The structure of the great mass of the Asiatic - continent is peculiarly interesting. Its form is that of a four-sided figure, extending in length E. and W., and in breadth N. and S., but much wider on the eastern than on the western side. The reason of this is soon made evident. The map shows that the continent may be roughly divided into three portions, by two great mountain chains, running from W. to E., and continually diverging from each other. Both may be regarded, in a first rough view, as beginning from the N. and S. extremities of the Caspian. The N. chain, which we may call the Altai from the name of its chief portion, at first interrupted by extensive plains, follows a general, though irregular, direction, not far from the parallel of 50° N. lat., till about 110° E. long., where it strikes off NE. towards the extremity of the continent at Behring Strait. The other (which, for a like reason, we may call the Himalaya chain) diverges more steadily to the southward of its eastern course, till it reaches 100° E. long., where it meets a transverse chain running down from a still more easterly point of the N. chain, and extending southwards till it runs out into the ocean in the form of the Malay peninsula. These two great chains and the one which unites them on the east, are the margins or walls of a vast elevated plateau or table-land, attaining in some places a height of 10,000 feet, for the most part desert, included under the general name of Tartary, outside of which the other portions of the continent slope down to the surrounding seas, but in different modes. The Northern portion descends gradually in a wide and nearly unbroken tract of land to the Arctic Ocean; on the E., the masses of land, though more broken, are large, and round in their outlines; but on the south, where the mountain wall is highest, the descent from it is also the most sudden, and the tract of intervening land would be exceedingly narrow, were it not prolonged in the vast peninsula of India. How much of the natural advantages and political importance of India results from this formation, it u not our province to do more than hint at. But, westward of India, the descent from the great central plateau needs particular attention. Instead of falling in a gradual slope to the Arabian Sea and the Persian Gulf, the land forms a distinct and much lower plateau (about 4000 feet high), called that ofIran, bordered on the S. by the mountains of Beloochistan and Persia, whence the range skirts the E. margin of the Tigris and Euphrates valley, to the mountains of Armenia. This lower table-land (of Iran) is separated on the E. from the valley of the Indus and the great plain of NW. India (the Panjab), by a range of mountains (the Soliman M.), which run N., meeting that part of the Himalaya range, which b called the Indian Caucasus or Hindoo Koosh, at the NW. comer of the Panjab, NE. of Cabool, whence it continues towards the Altai range, cutting the plateau of Tartary into the two unequal parts of Independent and Chinese Tartary. The plateau of Iran is continued on the SW. in the highlands of Arabia, where it is terminated (for the present: for it ascends again in Africa) by the range of mountains which run parallel to the Red Sea, and are continued, in the Lebanon range, along the E. coast of the Mediterranean, till they join the Taurus and Amanus, which belong to the chain which borders the plateau of Iran on the south. Finally the peninsula of Asia Minor is formed by the western prolongations of the last-named chain, and of that of the Himalaya, under the names respectively of Taurus, for the chain along the S. side of the peninsula, and Antitaurus, Olympus, and other names, for the more broken portions of the northern chain. In fact the peninsula, from the Caucasus and Caspian to the Aegean, may be regarded as an almost continuous highland, formed by the union of the two chains. To what extent the ancients were acquainted with this mountain system, and by what names they designated its several parts, will be seen by reference to the articles Taurus, Antitaurus, Caucasus, Imaus, Emodus, &c. The general view now given will suffice to indicate the reasons why the history of Asiatic civilization has always been confined to so small a portion of the continent.

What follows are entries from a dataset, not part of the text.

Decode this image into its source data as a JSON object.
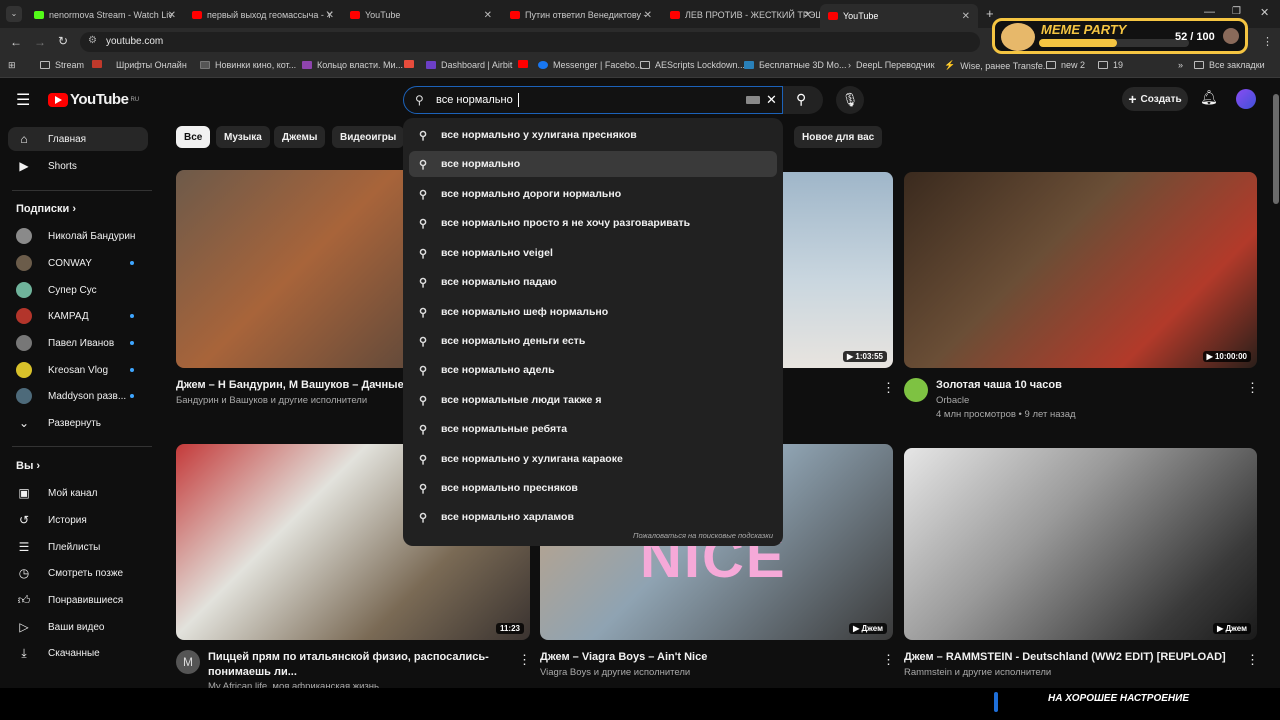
{
  "browser": {
    "tabs": [
      {
        "title": "nenormova Stream - Watch Liv",
        "active": false
      },
      {
        "title": "первый выход геомассыча - Y",
        "active": false
      },
      {
        "title": "YouTube",
        "active": false
      },
      {
        "title": "Путин ответил Венедиктову -",
        "active": false
      },
      {
        "title": "ЛЕВ ПРОТИВ - ЖЕСТКИЙ ТРЭШ",
        "active": false
      },
      {
        "title": "YouTube",
        "active": true
      }
    ],
    "url": "youtube.com",
    "bookmarks": [
      "Stream",
      "Шрифты Онлайн",
      "Новинки кино, кот...",
      "Кольцо власти. Ми...",
      "Dashboard | Airbit",
      "Messenger | Facebo...",
      "AEScripts Lockdown...",
      "Бесплатные 3D Мо...",
      "DeepL Переводчик",
      "Wise, ранее Transfe...",
      "new 2",
      "19"
    ],
    "all_bookmarks": "Все закладки"
  },
  "overlay": {
    "brand": "MEME PARTY",
    "score": "52 / 100",
    "bottom_text": "НА ХОРОШЕЕ НАСТРОЕНИЕ"
  },
  "header": {
    "logo": "YouTube",
    "region": "RU",
    "search_value": "все нормально",
    "create_label": "Создать"
  },
  "suggestions": {
    "items": [
      "все нормально у хулигана пресняков",
      "все нормально",
      "все нормально дороги нормально",
      "все нормально просто я не хочу разговаривать",
      "все нормально veigel",
      "все нормально падаю",
      "все нормально шеф нормально",
      "все нормально деньги есть",
      "все нормально адель",
      "все нормальные люди также я",
      "все нормальные ребята",
      "все нормально у хулигана караоке",
      "все нормально пресняков",
      "все нормально харламов"
    ],
    "report": "Пожаловаться на поисковые подсказки"
  },
  "sidebar": {
    "main": [
      {
        "label": "Главная",
        "icon": "home-icon"
      },
      {
        "label": "Shorts",
        "icon": "shorts-icon"
      }
    ],
    "subs_header": "Подписки",
    "subscriptions": [
      {
        "label": "Николай Бандурин",
        "color": "#8a8a8a",
        "dot": false
      },
      {
        "label": "CONWAY",
        "color": "#6b5c4a",
        "dot": true
      },
      {
        "label": "Супер Сус",
        "color": "#6fb39b",
        "dot": false
      },
      {
        "label": "КАМРАД",
        "color": "#b3352b",
        "dot": true
      },
      {
        "label": "Павел Иванов",
        "color": "#777777",
        "dot": true
      },
      {
        "label": "Kreosan Vlog",
        "color": "#d8c12a",
        "dot": true
      },
      {
        "label": "Maddyson разв...",
        "color": "#4d6a7a",
        "dot": true
      }
    ],
    "expand": "Развернуть",
    "you_header": "Вы",
    "you_items": [
      {
        "label": "Мой канал",
        "icon": "my-channel-icon"
      },
      {
        "label": "История",
        "icon": "history-icon"
      },
      {
        "label": "Плейлисты",
        "icon": "playlists-icon"
      },
      {
        "label": "Смотреть позже",
        "icon": "watch-later-icon"
      },
      {
        "label": "Понравившиеся",
        "icon": "liked-icon"
      },
      {
        "label": "Ваши видео",
        "icon": "your-videos-icon"
      },
      {
        "label": "Скачанные",
        "icon": "downloads-icon"
      }
    ]
  },
  "chips": [
    "Все",
    "Музыка",
    "Джемы",
    "Видеоигры",
    "Новое для вас"
  ],
  "videos": {
    "row1": [
      {
        "title": "Джем – Н Бандурин, М Вашуков – Дачные ча",
        "channel": "Бандурин и Вашуков и другие исполнители",
        "stats": "",
        "duration": ""
      },
      {
        "title": "",
        "channel": "",
        "stats": "",
        "duration": "1:03:55"
      },
      {
        "title": "Золотая чаша 10 часов",
        "channel": "Orbacle",
        "stats": "4 млн просмотров • 9 лет назад",
        "duration": "10:00:00"
      }
    ],
    "row2": [
      {
        "title": "Пиццей прям по итальянской физио, распосались-",
        "title2": "понимаешь ли...",
        "channel": "My African life, моя африканская жизнь",
        "duration": "11:23"
      },
      {
        "title": "Джем – Viagra Boys – Ain't Nice",
        "channel": "Viagra Boys и другие исполнители",
        "duration": "Джем"
      },
      {
        "title": "Джем – RAMMSTEIN - Deutschland (WW2 EDIT) [REUPLOAD]",
        "channel": "Rammstein и другие исполнители",
        "duration": "Джем"
      }
    ]
  }
}
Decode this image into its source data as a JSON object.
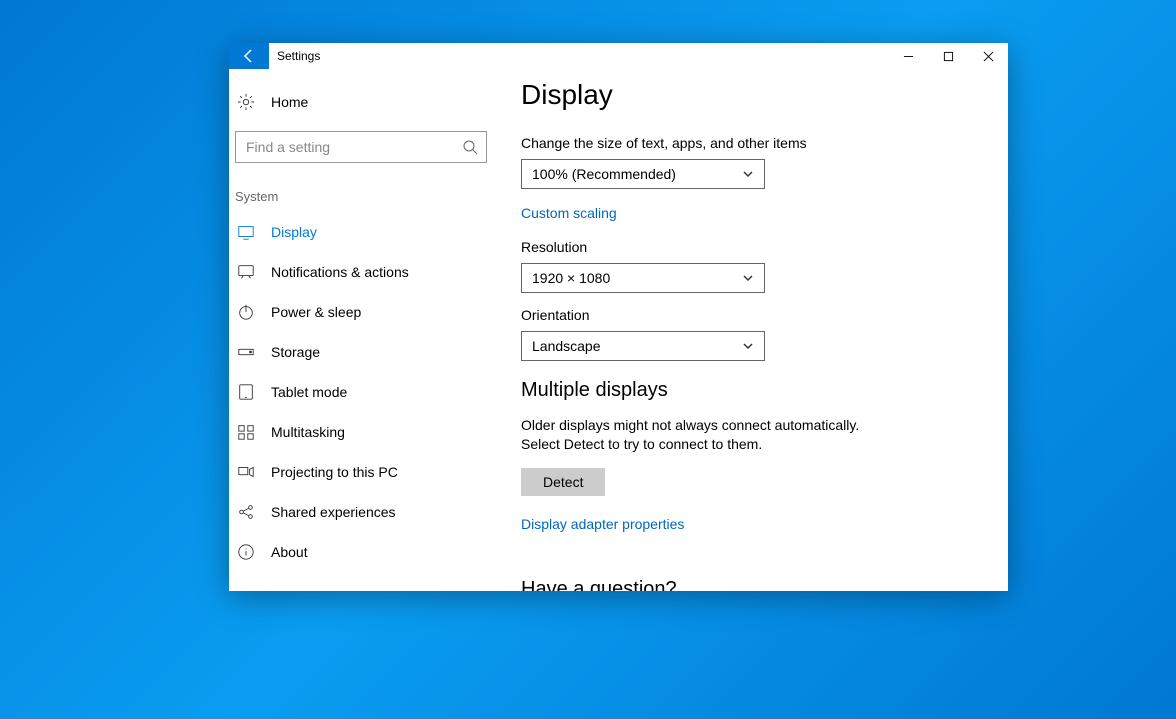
{
  "titlebar": {
    "title": "Settings"
  },
  "sidebar": {
    "home_label": "Home",
    "search_placeholder": "Find a setting",
    "section_label": "System",
    "items": [
      {
        "icon": "display",
        "label": "Display",
        "active": true
      },
      {
        "icon": "notifications",
        "label": "Notifications & actions",
        "active": false
      },
      {
        "icon": "power",
        "label": "Power & sleep",
        "active": false
      },
      {
        "icon": "storage",
        "label": "Storage",
        "active": false
      },
      {
        "icon": "tablet",
        "label": "Tablet mode",
        "active": false
      },
      {
        "icon": "multitasking",
        "label": "Multitasking",
        "active": false
      },
      {
        "icon": "projecting",
        "label": "Projecting to this PC",
        "active": false
      },
      {
        "icon": "shared",
        "label": "Shared experiences",
        "active": false
      },
      {
        "icon": "about",
        "label": "About",
        "active": false
      }
    ]
  },
  "content": {
    "page_title": "Display",
    "scale_label": "Change the size of text, apps, and other items",
    "scale_value": "100% (Recommended)",
    "custom_scaling_link": "Custom scaling",
    "resolution_label": "Resolution",
    "resolution_value": "1920 × 1080",
    "orientation_label": "Orientation",
    "orientation_value": "Landscape",
    "multiple_displays_heading": "Multiple displays",
    "multiple_displays_text": "Older displays might not always connect automatically. Select Detect to try to connect to them.",
    "detect_button": "Detect",
    "adapter_link": "Display adapter properties",
    "question_heading": "Have a question?"
  }
}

The seas, lakes, and rivers of Asia are described under the respective countries. [ P. S. ]